In granting the mother’s appeal of the Court of Appeal’s decision, the Supreme Court of Canada held that the Court of Appeal erred by failing to apply the Palmer test in admitting the father’s fresh evidence. The Palmer test was designed to be sufficiently flexible to respond to any unique concerns that arise with “new” evidence, and to ensure that the admission of additional evidence on appeal will be rare.

The majority of the Court, in reasons written by Karakatsanis J. (with Wagner C.J. and Moldaver, Brown, Rowe, Martin, Kasirer and Jamal JJ. concurring)  found that the father’s evidence did not satisfy the first branch of the Palmer test because it could have been available for trial with the exercise of due diligence. It was the father’s responsibility to take all reasonable steps to present his best case at trial and he failed to do so. To permit the father another opportunity to make up for deficiencies in his case or to remedy gaps in his trial strategy with the assistance of the trial judge’s reasons on appeal would be profoundly unfair and would undermine the integrity of the justice system. Finality and certainty in a trial outcome must be promoted, particularly in a family law case that directly impacts the life of a child.

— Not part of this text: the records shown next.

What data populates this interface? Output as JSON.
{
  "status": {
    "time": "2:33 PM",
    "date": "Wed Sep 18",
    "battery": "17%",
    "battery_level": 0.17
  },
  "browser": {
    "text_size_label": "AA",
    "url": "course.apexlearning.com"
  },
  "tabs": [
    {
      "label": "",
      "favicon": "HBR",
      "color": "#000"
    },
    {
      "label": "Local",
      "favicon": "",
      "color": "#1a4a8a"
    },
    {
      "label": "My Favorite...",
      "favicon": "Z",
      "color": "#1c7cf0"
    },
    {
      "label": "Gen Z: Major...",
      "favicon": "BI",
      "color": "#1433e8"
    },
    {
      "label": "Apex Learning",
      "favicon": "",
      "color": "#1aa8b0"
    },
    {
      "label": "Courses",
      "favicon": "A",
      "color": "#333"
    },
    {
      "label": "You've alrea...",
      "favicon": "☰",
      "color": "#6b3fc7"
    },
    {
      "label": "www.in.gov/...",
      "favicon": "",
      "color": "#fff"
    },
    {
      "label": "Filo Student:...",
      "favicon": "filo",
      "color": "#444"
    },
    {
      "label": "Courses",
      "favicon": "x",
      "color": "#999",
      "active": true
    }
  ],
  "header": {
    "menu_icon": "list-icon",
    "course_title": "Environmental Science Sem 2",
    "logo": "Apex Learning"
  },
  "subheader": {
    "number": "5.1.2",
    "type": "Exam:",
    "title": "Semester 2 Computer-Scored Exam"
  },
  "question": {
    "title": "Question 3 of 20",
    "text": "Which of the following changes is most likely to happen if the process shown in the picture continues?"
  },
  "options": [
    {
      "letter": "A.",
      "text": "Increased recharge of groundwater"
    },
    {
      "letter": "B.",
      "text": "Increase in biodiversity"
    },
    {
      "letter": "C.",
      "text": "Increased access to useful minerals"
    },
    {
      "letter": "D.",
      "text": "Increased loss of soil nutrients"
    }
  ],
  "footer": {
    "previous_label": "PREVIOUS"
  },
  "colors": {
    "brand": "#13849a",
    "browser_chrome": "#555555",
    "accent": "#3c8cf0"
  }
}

The majority also found that even if the father’s new evidence could not have been available for trial, its admission would nevertheless not be in the interests of justice because it was open to either party to vary the trial order to address any material change in circumstances that may have arisen after the order was made. In other words, the interest in reaching a just result could have been fostered through means other than an appeal. When considering an appeal of a parenting decision (including a relocation decision), an appeal court should consider the appropriateness of a variation application and still view any additional evidence through the lens of the Palmer test.

Finally, the majority found that the Court of Appeal was wrong to intervene in the trial judge’s finding that the mother’s relocation to Telkwa was in the children’s best interests. While the trial in this matter took place prior to the new relocation framework in the 2019 Divorce Act (which came into force on March 1, 2020), the majority nevertheless took the opportunity to discuss these new provisions at length, expressing the view that the amendments essentially codified the mobility framework set out in Gordon v. Goertz, [1996] 2 S.C.R. 27, “as refined over the past two decades”.

In a dissenting opinion, Côté J. agreed that the test laid out in Palmer applied, but disagreed on the application of the test to the facts of the appeal. Côté J. reasoned that the Court of Appeal’s ultimate conclusion about the admissibility of the father’s evidence was correct and should have resulted in the matter being remitted to the trial judge for consideration. It was also Côté J.’s view that the majority’s narrowing of Palmer’s flexibility to “exceptional cases” is unduly rigid and does not give an appellate court the tools it needs to make a sound determination of the best interests of the child in a particular case. In the case at bar, the new evidence brought forth by the father bore on a critical aspect of the trial judge’s reasoning. According to Côté J., “finality, although important, should not tie the hands of a reviewing court” so as to prevent it from crafting a remedy that would advance the best interests of the child”.

Côté J. went on to indicate that she would have avoided addressing the new relocation provisions of the Divorce Act as they were not actually engaged on the facts of the case before the Court.

In this timely decision from the Supreme Court, the family law bar has received some long-awaited clarity on the continued applicability of the Palmer test when considering the admission of new evidence on appeal. We have also learned that there continues to be a very narrow standard of review in parenting cases, including in mobility cases.